For the 2009-10 academic year only Class D schools will be eligible to implement eight-man football, meaning schools of less than 223 students according to the 2008-09 standards.
In Hillsdale County that means that Waldron (131 students), Litchfield (132), North Adams-Jerome (149) and Camden-Frontier (155) would qualify, while Pittsford (224) was one student over this past school year.
While some schools in the state, especially a handful in the “thumb” and Upper Peninsula, already have eight-man contests scheduled for the upcoming season, MHSAA playoffs for the sport won’t take flight until 2010.
With the basics outlined, there are dozens of questions already filtering through my mind. Questions that I will seek to find answers to over the next few months and questions that area schools must proactively consider.
My initial reaction is that county residents are often resistant to any sort of change from the status quo and 11-man football is all they know. Most fans grew up playing it, it has always been the style of the beloved pro and college games and “if it ain’t broke, don’t fix it.”
I understand that, but lets consider a few things.
North Adams-Jerome, once a league title contender every year, has just 11 wins the past four seasons, their head coach has admitted he wishes he had more kids who loved the game with the passion he once did, and they have been struggling to get numbers in several sports since the day I took over.
In Litchfield, enrollment continues to dwindle, head coaches don’t stick around and many Friday nights it’s so bad that they don’t even call their score in.
Waldron is an interesting case because they have found a whole new level of success, three straight winning seasons after 11 consecutive losing seasons, but they still have just 131 students and I don’t see an influx of new residents rushing to the town anytime soon.
Camden-Frontier seems to have a stable athletic program right now, and despite a couple of down years on the gridiron former Redskins AD Brad Bohner said he thinks eight-man football “is a good idea, just not for his school right now”.
And I don’t think his mindset is at all unique.
Taking on eight-man football is admitting that you’re as small as your enrollment indicates, and it also means coaches, players and fans have a whole new game to learn, teach and digest.
I understand why these schools want to continue a tradition and hold onto the hope of replicating Pittsford’s magical state title run last decade, but I’m really wondering if they’re going to have a choice.
Remember this —the SCAA is loaded with schools that seemingly fit the eight-man blueprint.
Tekonsha, Burr Oak and Battle Creek St. Phil all have less than 140 students and the first two have been the laughing stock of the conference for years now.
Just imagine them wanting a fresh start in a sport geared toward small schools that just want to compete — it’s not that far fetched.

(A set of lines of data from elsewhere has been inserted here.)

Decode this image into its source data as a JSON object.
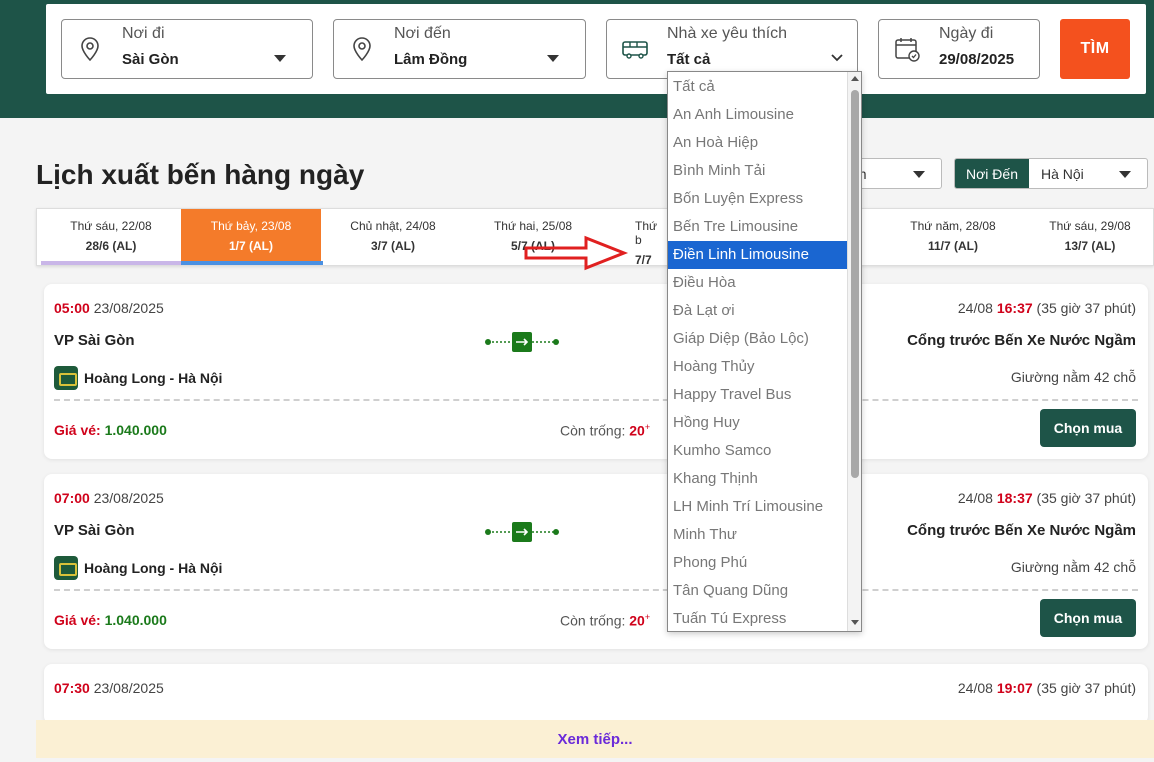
{
  "search": {
    "origin": {
      "label": "Nơi đi",
      "value": "Sài Gòn"
    },
    "destination": {
      "label": "Nơi đến",
      "value": "Lâm Đồng"
    },
    "operator": {
      "label": "Nhà xe yêu thích",
      "value": "Tất cả"
    },
    "date": {
      "label": "Ngày đi",
      "value": "29/08/2025"
    },
    "button_label": "TÌM"
  },
  "page_title": "Lịch xuất bến hàng ngày",
  "filters": {
    "first_value": "ồn",
    "destination_label": "Nơi Đến",
    "destination_value": "Hà Nội"
  },
  "date_tabs": [
    {
      "day": "Thứ sáu, 22/08",
      "lunar": "28/6 (AL)"
    },
    {
      "day": "Thứ bảy, 23/08",
      "lunar": "1/7 (AL)"
    },
    {
      "day": "Chủ nhật, 24/08",
      "lunar": "3/7 (AL)"
    },
    {
      "day": "Thứ hai, 25/08",
      "lunar": "5/7 (AL)"
    },
    {
      "day": "Thứ b",
      "lunar": "7/7"
    },
    {
      "day": "",
      "lunar": ""
    },
    {
      "day": "Thứ năm, 28/08",
      "lunar": "11/7 (AL)"
    },
    {
      "day": "Thứ sáu, 29/08",
      "lunar": "13/7 (AL)"
    }
  ],
  "trips": [
    {
      "depart_time": "05:00",
      "depart_date": "23/08/2025",
      "from": "VP Sài Gòn",
      "operator": "Hoàng Long - Hà Nội",
      "arrive_date": "24/08",
      "arrive_time": "16:37",
      "duration": "(35 giờ 37 phút)",
      "to": "Cổng trước Bến Xe Nước Ngầm",
      "seat_type": "Giường nằm 42 chỗ",
      "price_label": "Giá vé:",
      "price": "1.040.000",
      "avail_label": "Còn trống:",
      "avail": "20",
      "avail_sup": "+",
      "buy_label": "Chọn mua"
    },
    {
      "depart_time": "07:00",
      "depart_date": "23/08/2025",
      "from": "VP Sài Gòn",
      "operator": "Hoàng Long - Hà Nội",
      "arrive_date": "24/08",
      "arrive_time": "18:37",
      "duration": "(35 giờ 37 phút)",
      "to": "Cổng trước Bến Xe Nước Ngầm",
      "seat_type": "Giường nằm 42 chỗ",
      "price_label": "Giá vé:",
      "price": "1.040.000",
      "avail_label": "Còn trống:",
      "avail": "20",
      "avail_sup": "+",
      "buy_label": "Chọn mua"
    },
    {
      "depart_time": "07:30",
      "depart_date": "23/08/2025",
      "arrive_date": "24/08",
      "arrive_time": "19:07",
      "duration": "(35 giờ 37 phút)"
    }
  ],
  "more_label": "Xem tiếp...",
  "operator_dropdown": {
    "items": [
      "Tất cả",
      "An Anh Limousine",
      "An Hoà Hiệp",
      "Bình Minh Tải",
      "Bốn Luyện Express",
      "Bến Tre Limousine",
      "Điền Linh Limousine",
      "Điều Hòa",
      "Đà Lạt ơi",
      "Giáp Diệp (Bảo Lộc)",
      "Hoàng Thủy",
      "Happy Travel Bus",
      "Hồng Huy",
      "Kumho Samco",
      "Khang Thịnh",
      "LH Minh Trí Limousine",
      "Minh Thư",
      "Phong Phú",
      "Tân Quang Dũng",
      "Tuấn Tú Express"
    ],
    "selected_index": 6
  },
  "colors": {
    "brand_green": "#1e5448",
    "accent_orange": "#f4511e",
    "active_tab": "#f47b2a",
    "price_red": "#d0021b",
    "price_green": "#1b7a1b",
    "selected_blue": "#1a66d1",
    "annotation_red": "#e02020"
  },
  "icons": [
    "location-pin-icon",
    "swap-icon",
    "bus-icon",
    "calendar-icon",
    "caret-down-icon",
    "route-bus-icon",
    "operator-logo-icon",
    "red-arrow-annotation"
  ]
}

If even just Tekonsha and Burr Oak switched to the eight-man game that would leave the SCAA Division II with just four teams, meaning only three division opponents would be left on the schedule. That also means more travel dates would have to be looked at to put together eight or nine game schedules and that equals more money.
On the flip-side, if only a few schools here and there take on the challenge of starting an eight-man football program, then what will the travel costs look like?
Will three to four hour bus trips become the norm and if so, can tightening school budgets afford those or will parents be forced to come up with more cash out of their own pockets?
At this point I don’t think anyone really knows and no one is ready to be the finger that starts the domino effect.
I completely understand the wait-and-see approach at this juncture but I am interested in what Class D football fans think and what types of suggestions they might have to throw out in favor or opposition of this whole new animal.
All I know is people should be much more open to talking about eight-man football around here than they are about consolidation.
Now that’s a four-letter word.